We’ve talked before about how two brains are better than one. It’s why we never leave a creative flying solo.
But even 20 great brains won’t make anything exceptional if they’re all wired the same way. What you need in your team is the perspectives and skills of all kinds of minds — a bubbling pool of neurodiverse talent.
‘Neurodiversity’ is the concept that all brain differences are normal
Some autistic people, and some people with specific learning difficulties like dyslexia and attention deficit hyperactivity disorder (ADHD), identify as neurodivergent. Others don’t – we’re all different, after all.
Neurodivergent people often have sought-after attributes and skills — like remarkable pattern recognition or refreshing honesty. And hiring them can bring lots of business benefits. In their book The Neurodivergent Job Candidate, Joan Bogden and Marcia Scheiner explain that “companies that hire individuals with autism can experience increased retention, productivity, employee engagement, and brand recognition.”
So how can you make sure your job adverts attract a broad range of brains and don’t put off great candidates who identify as neurodivergent? Here’s what we suggest.
Research how people describe themselves, then copy it
Some people who identify as neurodivergent prefer person-first language — ‘John has dyslexia’ rather than ‘John’s a dyslexic’. But others feel that their neurodivergence is part of their identity, and want language that reflects that.
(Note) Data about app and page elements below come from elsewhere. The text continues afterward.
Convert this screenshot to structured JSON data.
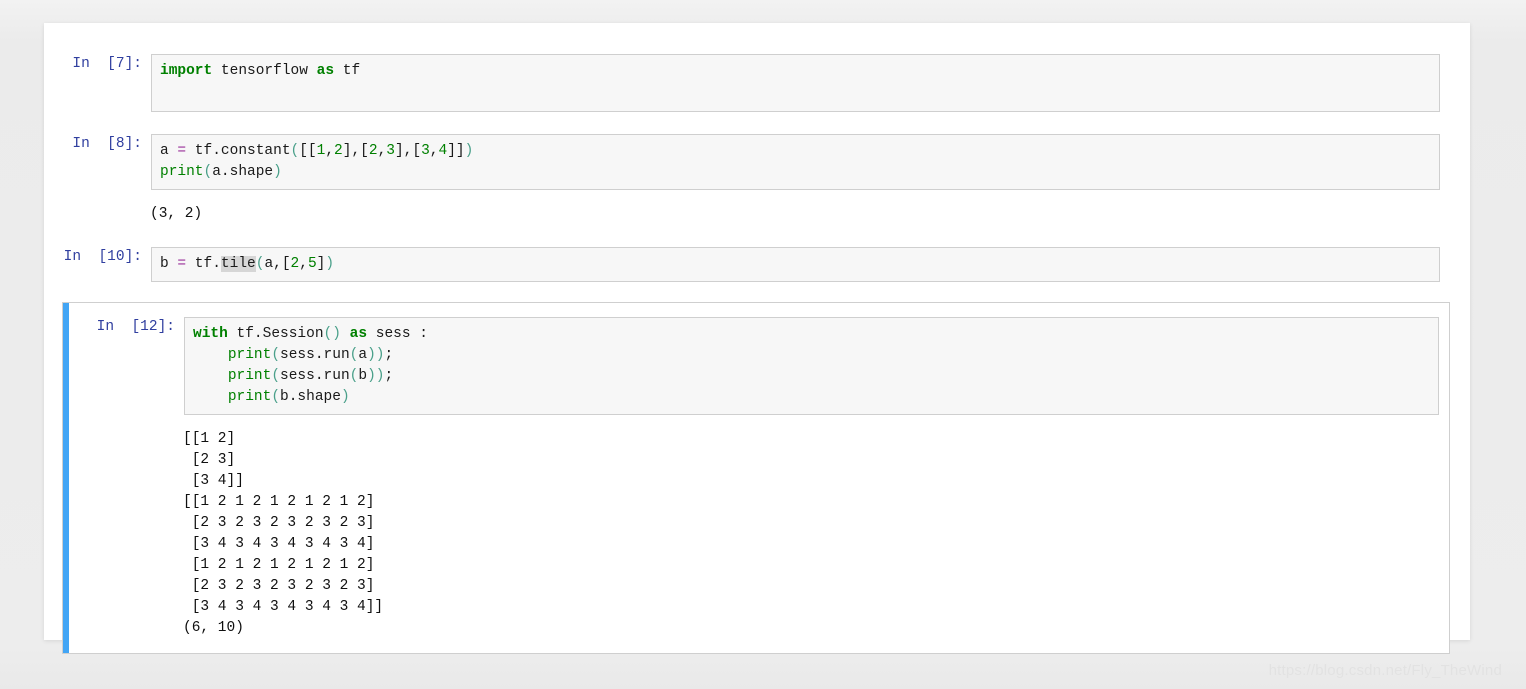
{
  "page": {
    "background_color": "#ececec",
    "paper_color": "#ffffff",
    "watermark": "https://blog.csdn.net/Fly_TheWind"
  },
  "theme": {
    "prompt_color": "#303f9f",
    "keyword_color": "#008000",
    "number_color": "#008000",
    "operator_color": "#9a309a",
    "punctuation_color": "#4aa08a",
    "selection_bar_color": "#42a5f5",
    "input_background": "#f7f7f7",
    "input_border": "#cfcfcf",
    "highlight_background": "#d6d6d6"
  },
  "cells": [
    {
      "prompt": "In  [7]:",
      "execution_count": "7",
      "selected": false,
      "code_lines": [
        "import tensorflow as tf"
      ],
      "output": null
    },
    {
      "prompt": "In  [8]:",
      "execution_count": "8",
      "selected": false,
      "code_lines": [
        "a = tf.constant([[1,2],[2,3],[3,4]])",
        "print(a.shape)"
      ],
      "output": "(3, 2)"
    },
    {
      "prompt": "In  [10]:",
      "execution_count": "10",
      "selected": false,
      "code_lines": [
        "b = tf.tile(a,[2,5])"
      ],
      "output": null
    },
    {
      "prompt": "In  [12]:",
      "execution_count": "12",
      "selected": true,
      "code_lines": [
        "with tf.Session() as sess :",
        "    print(sess.run(a));",
        "    print(sess.run(b));",
        "    print(b.shape)"
      ],
      "output": "[[1 2]\n [2 3]\n [3 4]]\n[[1 2 1 2 1 2 1 2 1 2]\n [2 3 2 3 2 3 2 3 2 3]\n [3 4 3 4 3 4 3 4 3 4]\n [1 2 1 2 1 2 1 2 1 2]\n [2 3 2 3 2 3 2 3 2 3]\n [3 4 3 4 3 4 3 4 3 4]]\n(6, 10)"
    }
  ]
}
So, ‘Sarah’s autistic’ rather than ‘Sarah has autism’. Do some research and if there’s no clear consensus, always go with the more inclusive option.
Describe what you want the person to achieve, not who you expect them to be
‘You’ll be laser-focused’ might sound off-putting for a person with ADHD. While someone who has to work from home because of sensory processing difficulties might not feel particularly ‘flexible’. Instead, try something like this (from one of our recent job adverts): ‘You can find your way around both a data-laden excel doc and a wordy creative brief’. It tells the candidate your expectations, but leaves the ‘how’ up to them.
Put the same thought into describing your company
‘We’re a sociable bunch’ might sound great to someone who thrives on being around people. But for an autistic person it could be a reason not to apply. And it’s easily fixed: ‘We’re a friendly bunch.’ It just takes a few extra moments thinking about your potential candidates.
Avoid figurative language, like metaphors and similes
They mess with words’ actual meanings — think ‘low-hanging fruit’ and the ever-bizarre ‘peeling the onion’ — so if you don’t know the phrase, you’re immediately alienated. But research also shows that some figurative language is difficult for autistic people to understand, as they tend to take things literally. So instead of, ‘you’ll move the needle on sinking projects’ (what needle? How can a project sink?) try, ‘you’ll noticeably improve failing projects.’ Watch out for irony and sarcasm, too — they also don’t mean what they say.
Write like you speak
This is an especially good rule of thumb when writing for people who find reading difficult. Imagine you’re explaining the job to a friend face-to-face, then write down what you’d say. You’ll probably use normal words instead of the formal ones that creep in when you write — ‘start’ instead of ‘commence’. And your writing will get more active, too: ‘We train people’ instead of ‘training is delivered by our organisation’. Use our free readability checker to see how you’re doing.
Make your ad skimmable
UX expert Jakob Nielsen described readers as selfish, lazy and ruthless because they don’t read any more; they skim. And if they can’t, they lose interest. This might be especially true for candidates who struggle with reading, visual processing or focusing. So break your ad into manageable chunks (3-4 sentences per paragraph), and use lots of white space, bullet points and subheadings — the best kind summarise what’s in each paragraph.
Don’t forget about design
The British Dyslexia Association has a brilliant style guide, with advice on things like readable fonts, line spacing, and the use of colours. And Microsoft has a guide for making PowerPoints more accessible, too.
Get a second opinion
Ideally from someone who you had in mind when trying to write more accessibly. There are lots of self-advocacy groups out there to help you. So get googling.
These tips are just for starters
You could also check things like your tone of voice, your onboarding processes or your workplace culture — would they make all kinds of brains feel at home? And if you’d like to find out more about writing inclusively, we run a training session on that very topic.
In the meantime, we hope you find all the brilliant brains you’re after.